Manero

MLS: Designated Choices

By: Juan Mesa

In 2007, the MLS decided to go to the next level by allowing clubs to sign players outside of the league’s salary cap with the creation of the Designated Player Rule. The first player to be signed was David Beckham, who—as you may remember, it was all over the news in the latest incarnation of the “Soccer Will Now Explode in ’Merica” story— left Real Madrid for the LA Galaxy.

Many known names followed him, with more or less success both on and off the field. The Designated Player Rule helped improve the playing level of the MLS, and consequently increased attendance and TV ratings. Yet the league is still seen as nothing but a golden preretirement stage by many. So what could be the best use of the rule in an era in which soccer moms are being replaced by rowdy fans? Here are the kinds of players that MLS clubs should pursue.

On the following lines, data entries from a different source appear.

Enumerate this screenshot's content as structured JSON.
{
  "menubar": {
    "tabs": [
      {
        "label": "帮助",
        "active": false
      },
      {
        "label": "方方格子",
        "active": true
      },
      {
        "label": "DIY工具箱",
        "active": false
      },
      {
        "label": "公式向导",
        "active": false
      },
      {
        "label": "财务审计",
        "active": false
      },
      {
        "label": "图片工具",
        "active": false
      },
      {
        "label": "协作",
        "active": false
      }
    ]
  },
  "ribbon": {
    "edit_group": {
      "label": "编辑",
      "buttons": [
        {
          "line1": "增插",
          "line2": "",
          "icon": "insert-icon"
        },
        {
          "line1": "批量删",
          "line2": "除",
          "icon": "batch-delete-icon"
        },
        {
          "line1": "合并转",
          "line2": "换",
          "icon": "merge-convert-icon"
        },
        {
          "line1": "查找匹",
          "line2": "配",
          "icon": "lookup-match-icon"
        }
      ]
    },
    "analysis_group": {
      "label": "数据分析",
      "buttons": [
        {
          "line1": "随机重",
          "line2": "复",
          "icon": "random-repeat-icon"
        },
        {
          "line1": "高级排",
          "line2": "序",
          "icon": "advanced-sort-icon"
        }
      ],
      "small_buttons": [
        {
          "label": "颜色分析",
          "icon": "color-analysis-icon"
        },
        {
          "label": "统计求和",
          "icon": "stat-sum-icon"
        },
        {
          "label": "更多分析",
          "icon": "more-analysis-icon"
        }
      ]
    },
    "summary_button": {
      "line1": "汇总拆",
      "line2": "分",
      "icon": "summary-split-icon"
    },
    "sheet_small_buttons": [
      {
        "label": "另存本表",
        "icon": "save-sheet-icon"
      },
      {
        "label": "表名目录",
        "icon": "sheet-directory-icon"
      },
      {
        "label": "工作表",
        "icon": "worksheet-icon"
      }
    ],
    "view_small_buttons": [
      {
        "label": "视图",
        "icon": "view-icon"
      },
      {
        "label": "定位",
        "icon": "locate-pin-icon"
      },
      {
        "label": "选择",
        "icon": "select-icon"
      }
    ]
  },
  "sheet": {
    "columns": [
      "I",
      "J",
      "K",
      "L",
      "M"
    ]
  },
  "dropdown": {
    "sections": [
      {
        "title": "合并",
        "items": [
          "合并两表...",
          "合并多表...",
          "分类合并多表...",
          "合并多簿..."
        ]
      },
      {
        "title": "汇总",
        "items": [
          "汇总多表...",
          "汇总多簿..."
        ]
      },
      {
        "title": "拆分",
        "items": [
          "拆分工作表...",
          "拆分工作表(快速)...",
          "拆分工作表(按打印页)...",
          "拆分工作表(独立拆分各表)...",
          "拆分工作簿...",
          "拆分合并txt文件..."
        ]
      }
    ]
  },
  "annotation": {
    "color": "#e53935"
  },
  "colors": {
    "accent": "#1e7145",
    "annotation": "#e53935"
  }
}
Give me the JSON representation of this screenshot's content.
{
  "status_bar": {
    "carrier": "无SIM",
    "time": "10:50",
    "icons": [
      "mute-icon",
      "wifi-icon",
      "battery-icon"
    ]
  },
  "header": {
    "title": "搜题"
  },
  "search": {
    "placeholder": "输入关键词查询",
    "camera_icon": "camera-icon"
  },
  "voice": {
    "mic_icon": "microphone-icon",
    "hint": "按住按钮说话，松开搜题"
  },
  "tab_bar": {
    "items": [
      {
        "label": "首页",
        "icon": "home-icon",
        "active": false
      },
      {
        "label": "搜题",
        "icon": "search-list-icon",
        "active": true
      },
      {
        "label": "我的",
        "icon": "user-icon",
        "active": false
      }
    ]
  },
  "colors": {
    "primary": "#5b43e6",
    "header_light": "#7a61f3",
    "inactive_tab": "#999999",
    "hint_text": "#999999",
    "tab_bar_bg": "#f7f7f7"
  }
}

THE YOUNG DIAMOND. Reaching out to young stars should be a priority for the MLS. They could be from American or foreign soil. Fans love to see their hungry spirits even when their tactical game is unripe. Youngsters reinforce club identity because it feels like raising “one of ours.” If they stay for a long time, the MLS and its fans win; but when top European clubs want them, the league wins, too.

THE LATIN MAESTRO. A fast-pace, physical game cannot be the only description for the type of soccer played in the MLS. Soccer is about timing, and playmakers from Latin America dominate that aspect of the sport. In recent years, players like Javi Morales (Real Salt Lake), Diego Valeri (Portland Timbers) and Federico Higuaín (Columbus Crew) have been imperious. They not only play beautifully and smart, but they also teach how to lift the head before anything happens in the grass. Every team should have one these masters.

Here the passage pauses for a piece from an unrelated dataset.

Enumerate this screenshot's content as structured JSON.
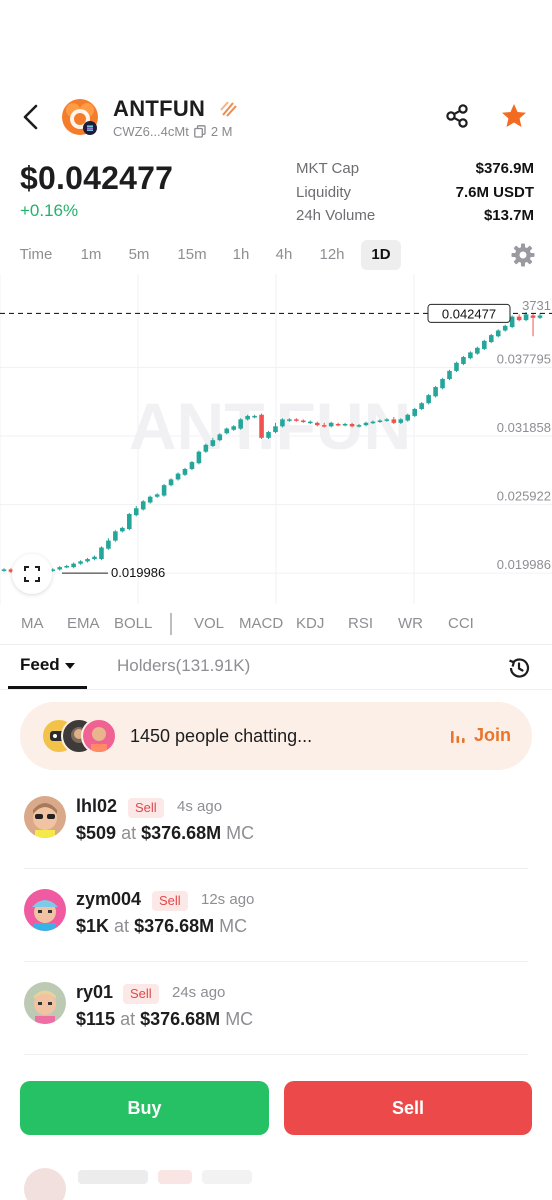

THE RELIABLE JOURNEYMAN. Think of Irishman Robbie Keane (LA Galaxy) and Nigerian Obafemi Martins (Seattle Sounders)—players between 30 and 34 years of age who have played the Champions League for a powerhouse as well as helped small teams qualify to a UEFA tournament for the first time. Besides their talents, they know how to handle pressure and easily accommodate any system. If an MLS team has the chance to sign one of them, it should be a no brainer.

THE HEALTHY LEGEND. Nobody wants the MLS to be a retirement league, but clubs cannot be blamed when they have the chance to sign a soccer legend who still has legs to compete for a couple of years. Beckham and Thierry Henry were fantastic for the MLS and that should be the case with Frank Lampard (New York City FC) and Steve Gerrard (LA Galaxy) in 2015. They are about winning and competition. The only condition for their signing should be a meticulous medical exam.

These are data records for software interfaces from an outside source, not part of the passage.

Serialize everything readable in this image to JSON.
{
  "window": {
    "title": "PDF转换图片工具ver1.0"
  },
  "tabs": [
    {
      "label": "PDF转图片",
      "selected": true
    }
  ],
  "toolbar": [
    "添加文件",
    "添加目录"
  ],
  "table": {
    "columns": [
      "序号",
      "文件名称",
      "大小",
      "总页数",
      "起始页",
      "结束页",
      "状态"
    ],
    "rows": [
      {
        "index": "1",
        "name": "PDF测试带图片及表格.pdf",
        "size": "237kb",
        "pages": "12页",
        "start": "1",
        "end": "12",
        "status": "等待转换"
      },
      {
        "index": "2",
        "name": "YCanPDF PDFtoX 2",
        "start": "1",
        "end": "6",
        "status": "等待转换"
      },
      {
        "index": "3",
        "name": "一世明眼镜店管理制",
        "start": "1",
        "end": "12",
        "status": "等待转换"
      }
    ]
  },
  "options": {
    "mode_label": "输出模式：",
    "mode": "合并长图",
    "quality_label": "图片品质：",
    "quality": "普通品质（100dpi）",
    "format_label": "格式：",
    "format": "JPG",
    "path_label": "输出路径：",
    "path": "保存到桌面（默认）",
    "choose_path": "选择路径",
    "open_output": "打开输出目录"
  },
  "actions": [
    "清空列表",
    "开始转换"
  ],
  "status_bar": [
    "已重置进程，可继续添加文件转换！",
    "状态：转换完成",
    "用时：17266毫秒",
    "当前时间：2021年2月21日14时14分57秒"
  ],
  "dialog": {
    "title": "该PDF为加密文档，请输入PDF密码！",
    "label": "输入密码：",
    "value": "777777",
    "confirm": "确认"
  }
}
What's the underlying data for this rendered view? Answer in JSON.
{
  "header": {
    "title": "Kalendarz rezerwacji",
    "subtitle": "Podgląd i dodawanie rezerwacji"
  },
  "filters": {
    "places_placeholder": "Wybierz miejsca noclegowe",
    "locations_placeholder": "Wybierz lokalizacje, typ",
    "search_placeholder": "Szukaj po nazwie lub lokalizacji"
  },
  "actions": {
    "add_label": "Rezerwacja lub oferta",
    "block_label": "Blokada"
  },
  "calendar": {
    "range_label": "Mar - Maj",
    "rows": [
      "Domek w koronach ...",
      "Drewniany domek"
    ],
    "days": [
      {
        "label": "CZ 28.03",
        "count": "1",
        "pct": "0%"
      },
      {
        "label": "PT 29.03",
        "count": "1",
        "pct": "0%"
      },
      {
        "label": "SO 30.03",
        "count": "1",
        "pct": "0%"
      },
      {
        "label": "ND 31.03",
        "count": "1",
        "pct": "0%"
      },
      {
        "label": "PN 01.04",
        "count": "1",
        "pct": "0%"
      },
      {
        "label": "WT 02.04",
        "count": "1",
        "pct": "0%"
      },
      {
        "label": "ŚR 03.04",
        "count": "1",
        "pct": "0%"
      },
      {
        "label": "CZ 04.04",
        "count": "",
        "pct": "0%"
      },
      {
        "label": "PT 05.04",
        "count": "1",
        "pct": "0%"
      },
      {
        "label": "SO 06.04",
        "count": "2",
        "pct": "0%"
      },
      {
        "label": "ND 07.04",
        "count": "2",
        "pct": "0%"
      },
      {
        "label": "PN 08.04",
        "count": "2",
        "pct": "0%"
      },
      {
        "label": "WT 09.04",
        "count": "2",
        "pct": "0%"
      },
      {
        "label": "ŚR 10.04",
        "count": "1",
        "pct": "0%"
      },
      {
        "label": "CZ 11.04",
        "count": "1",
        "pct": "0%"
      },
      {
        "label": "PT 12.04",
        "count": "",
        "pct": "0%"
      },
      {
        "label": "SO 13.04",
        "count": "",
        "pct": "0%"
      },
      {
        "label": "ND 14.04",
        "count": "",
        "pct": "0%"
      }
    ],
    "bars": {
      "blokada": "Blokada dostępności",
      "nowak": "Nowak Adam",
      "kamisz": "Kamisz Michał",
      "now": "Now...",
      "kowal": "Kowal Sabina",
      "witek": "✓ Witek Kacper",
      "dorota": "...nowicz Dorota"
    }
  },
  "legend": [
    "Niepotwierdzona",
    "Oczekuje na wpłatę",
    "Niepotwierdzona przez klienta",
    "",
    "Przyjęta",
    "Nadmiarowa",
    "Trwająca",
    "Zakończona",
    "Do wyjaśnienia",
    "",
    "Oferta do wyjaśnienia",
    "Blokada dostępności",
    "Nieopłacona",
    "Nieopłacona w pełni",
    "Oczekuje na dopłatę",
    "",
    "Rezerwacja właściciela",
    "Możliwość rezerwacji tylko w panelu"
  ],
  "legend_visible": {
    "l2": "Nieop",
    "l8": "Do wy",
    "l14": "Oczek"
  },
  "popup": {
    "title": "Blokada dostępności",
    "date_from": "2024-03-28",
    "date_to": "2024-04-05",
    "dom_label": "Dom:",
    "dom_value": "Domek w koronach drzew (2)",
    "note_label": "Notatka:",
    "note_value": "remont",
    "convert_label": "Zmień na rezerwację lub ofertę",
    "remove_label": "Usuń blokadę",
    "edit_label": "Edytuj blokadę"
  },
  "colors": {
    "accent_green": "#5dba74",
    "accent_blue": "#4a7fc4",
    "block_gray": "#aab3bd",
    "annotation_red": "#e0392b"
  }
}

THE LOCAL HERO. National team players from the US and Canada should be in the MLS even if it’s not ideal for coaches Jürgen Klinsmann (who has famously said USMNT players should work in Europe) and Benito Floro. Fans feel proud when one of their favorite stars is on the national team and the leading role in a club should be shared between locals and foreigners. Clint Dempsey’s return to the MLS in 2013 marked the beginning of a trend (at least six USMNT members have followed him since) that must be preserved.

LOGISTICS: See the MLS schedule here

Juan Mesa is a freelance writer based in New York City. He covers soccer and Latin music. When he's not writing, you can find him watching soccer games, talking about soccer or collecting soccer memorabilia. To relax, he plays house music vinyls.